Maggie Robinson’s Lord Gray’s List is a charming foray into equally dreamlike territory. Baron Brenton Gray is sick of finding himself the main topic of conversation in the gossip rag The London List. But when Ben goes to confront R. Ramsey, Publisher, intending to defend his honor, he’s shocked to find himself face-to-face with a young gentleman — who happens to be a dead ringer for his “lost and unlamented love,” Evangeline Ramsey. Evangeline tries to uphold her masquerade, but Ben sees through her — as he says, “I’ve seen your bottom before, Evangeline.” And he had, when he took her virginity years earlier. Ben sets out to buy and shut down the newspaper, but finds himself aiding the publisher instead. Lord Gray’s List is a combustible story of a lady in disguise and a lord who ably takes up the newspaper business in order to stay at her side. Evie and Ben are a hilarious pair who can’t stop making love, even as they break tables, and (finally) consummate their marriage on the parlor floor.

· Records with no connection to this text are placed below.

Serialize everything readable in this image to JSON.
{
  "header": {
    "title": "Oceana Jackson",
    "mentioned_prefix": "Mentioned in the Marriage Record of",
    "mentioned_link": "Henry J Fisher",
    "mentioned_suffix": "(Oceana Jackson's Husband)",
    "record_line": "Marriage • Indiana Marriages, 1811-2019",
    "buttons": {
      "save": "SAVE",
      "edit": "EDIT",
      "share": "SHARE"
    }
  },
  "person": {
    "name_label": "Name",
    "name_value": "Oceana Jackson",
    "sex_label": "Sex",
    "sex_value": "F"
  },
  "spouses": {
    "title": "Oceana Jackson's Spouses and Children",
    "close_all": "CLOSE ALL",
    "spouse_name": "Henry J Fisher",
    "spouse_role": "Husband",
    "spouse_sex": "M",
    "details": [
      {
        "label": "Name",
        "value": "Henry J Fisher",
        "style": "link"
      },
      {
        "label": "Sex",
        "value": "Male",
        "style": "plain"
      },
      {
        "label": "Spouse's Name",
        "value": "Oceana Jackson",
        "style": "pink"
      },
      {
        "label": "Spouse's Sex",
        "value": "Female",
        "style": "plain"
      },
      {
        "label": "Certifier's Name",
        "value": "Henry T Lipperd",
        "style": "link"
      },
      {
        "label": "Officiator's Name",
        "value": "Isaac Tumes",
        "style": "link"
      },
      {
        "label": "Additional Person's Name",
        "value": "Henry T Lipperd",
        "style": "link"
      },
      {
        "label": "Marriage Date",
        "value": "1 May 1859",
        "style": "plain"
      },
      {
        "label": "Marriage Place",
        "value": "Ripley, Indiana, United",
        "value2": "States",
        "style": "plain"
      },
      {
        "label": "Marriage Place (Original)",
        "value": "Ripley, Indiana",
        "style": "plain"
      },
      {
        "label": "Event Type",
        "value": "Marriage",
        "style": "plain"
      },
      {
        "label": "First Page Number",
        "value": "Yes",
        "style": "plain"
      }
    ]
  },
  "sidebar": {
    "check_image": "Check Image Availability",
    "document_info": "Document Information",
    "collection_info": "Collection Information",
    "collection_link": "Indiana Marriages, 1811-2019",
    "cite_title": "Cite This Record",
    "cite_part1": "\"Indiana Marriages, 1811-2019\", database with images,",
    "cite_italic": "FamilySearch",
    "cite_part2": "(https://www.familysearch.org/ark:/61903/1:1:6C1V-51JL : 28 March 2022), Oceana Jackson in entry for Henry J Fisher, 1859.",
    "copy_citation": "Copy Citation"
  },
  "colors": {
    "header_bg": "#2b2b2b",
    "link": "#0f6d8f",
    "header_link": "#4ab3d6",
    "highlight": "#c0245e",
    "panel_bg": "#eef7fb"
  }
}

Jessica Sims’s Desperately Seeking Shapeshifter takes us into slightly different territory, because Sims’s world is not one of lords, but shapeshifters. Hers is a grittier world than Harrison’s, and here male werewolves feel empowered to steal an unattached female werewolf and forcibly annex her to their pack. Sara Ward has been living in disguise, pretending to be a human rather than a werewolf. Once found out, a violent werewolf pack claims her, unless she can talk Ramsey Bjorn, a were-bear, into pretending to be her mate. Ramsey is “massive, the way the Grand Canyon is massive.” We’re in assured fantasy territory here: a pretend mating equals a convenient marriage equals a way for two strangers to fall in love…but Sara and Ramsey have complex issues to work through. Sara had been in an abusive relationship, so a “massive” male is frightening. And Ramsey? Well, Ramsey is a virgin. And that’s why I’m ending the column with this novel: male virgins are far and few between after one leaves high school. So how does a lucky werewolf treat a massive, gorgeous, silent virgin? Carefully. Slowly. With attention to detail.
These books offer a true escape from hurricanes, earthquakes, and the like — straight into the realm of fantasy. Which is where we all belong, once in a while!
Eloisa James’s latest novel is The Ugly Duchess.
For sneak peeks at all of Eloisa’s romances, please visit her web site at www.eloisajames.com.